Naked mole-rats exhibit pronounced thermolability, with body temperature closely tracking that of ambient. We questioned whether this pattern would be maintained with pregnancy. Body mass, body composition, rectal temperature and basking behaviour of breeding females and their mates were monitored in early (weeks 1-3), mid (weeks 4-7) and late (weeks 8-10) pregnancy. All these variables increased significantly in mid and late pregnancy compared to non pregnant and early pregnant values. Body mass increments (25.8 ± 2.74 %), coupled with increased percentage body fat (31.9 ± 2.05 %) may contribute to the elevated body temperature during pregnancy. The increased mass leads to a reduced surface area to volume ratio. This together with improved insulation provided by increased percentage body fat reduces rates of heat loss. Furthermore, behavioral thermoregulation (basking) is increased during the latter stages of pregnancy. This decreases the thermal gradient, contributing also to a decline in heat loss with extended periods of basking as well as passive heat gain. Basking coupled with increased endogenous heat production contribute to the increase in body temperature with pregnancy. The shift in selected body temperature is presumed to be optimal for foetal development. All these changes with pregnancy, suggest a shift in the thermoregulatory set point with pregnancy.

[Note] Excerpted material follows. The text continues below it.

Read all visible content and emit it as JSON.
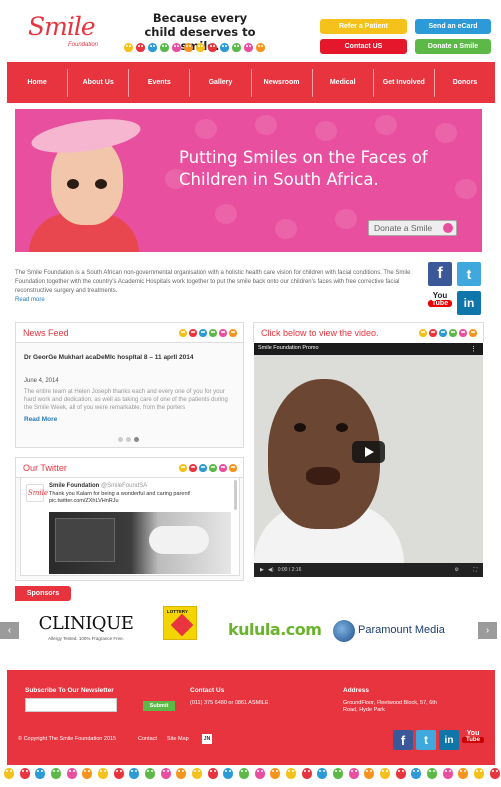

ASJC Scopus subject areas
- Ecology, Evolution, Behavior and Systematics
- Animal Science and Zoology